Ryo Chijiiwa, Author/Project Manager, IlohaMail.org
Date: Thursday, July 29
Time: 5:20pm - 6:05pm
Coding performance optimizations for widely distributed and deployed PHP web applications can be a particularly difficult task. Since the software can be deployed on a diverse range of platforms and configurations, it becomes nearly impossible to make the kind of assumptions that are often necessary in choosing the right optimization techniques at the time of development. Many techniques have trade-offs, which are assumed desirable in some situations, but when those assumptions do not apply, they may merely cause more overhead.
This is particularly true for a webmail application like IlohaMail. A simple individual user might install it on a six year-old consumer desktop PC that also runs a mail server, and then access the interface from the same machine. On the other hand, a large-scale installation might involve multiple web servers, mail servers, a database server, NFS server, and clients who connect through anything from a 28.8Kbps modem to a 100Mbps LAN connection. A simple technique where output size is minimized may help the modem user, but any incurred overhead will only hurt the LAN user. Minimizing communication between the mail server and web server will help large installations, but may only add overhead for the user who has both servers on the same machine.
In the spirit of "Discover, Develop, Deliver," this talk will examine some adaptive performance optimization techniques, using IlohaMail as a real-world test case.
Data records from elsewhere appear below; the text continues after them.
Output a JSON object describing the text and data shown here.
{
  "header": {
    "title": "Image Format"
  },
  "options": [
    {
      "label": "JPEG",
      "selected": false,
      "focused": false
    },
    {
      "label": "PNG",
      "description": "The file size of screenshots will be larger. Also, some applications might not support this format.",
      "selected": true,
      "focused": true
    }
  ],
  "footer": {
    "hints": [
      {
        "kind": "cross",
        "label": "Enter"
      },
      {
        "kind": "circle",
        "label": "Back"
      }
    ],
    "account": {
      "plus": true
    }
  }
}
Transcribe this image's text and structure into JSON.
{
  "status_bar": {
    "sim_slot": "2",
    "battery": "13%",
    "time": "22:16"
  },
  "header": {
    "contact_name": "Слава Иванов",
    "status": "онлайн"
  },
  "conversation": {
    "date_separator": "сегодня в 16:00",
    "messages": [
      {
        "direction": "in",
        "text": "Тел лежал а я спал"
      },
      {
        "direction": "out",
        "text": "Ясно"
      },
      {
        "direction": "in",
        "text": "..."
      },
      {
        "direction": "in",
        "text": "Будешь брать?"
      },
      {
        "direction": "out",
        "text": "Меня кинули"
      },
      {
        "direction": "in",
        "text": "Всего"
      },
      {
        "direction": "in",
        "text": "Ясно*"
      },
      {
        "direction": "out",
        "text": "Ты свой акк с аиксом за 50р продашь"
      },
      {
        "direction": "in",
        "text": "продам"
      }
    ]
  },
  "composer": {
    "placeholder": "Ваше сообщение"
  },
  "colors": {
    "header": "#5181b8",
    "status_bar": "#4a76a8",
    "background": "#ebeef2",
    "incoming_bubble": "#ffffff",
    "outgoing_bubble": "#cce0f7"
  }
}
Specifically, we will look at techniques for developing a dynamic mechanism capable of automatically discovering potential bottlenecks and selecting the most suitable optimization strategies in order to deliver the best performance for a wide range of configurations.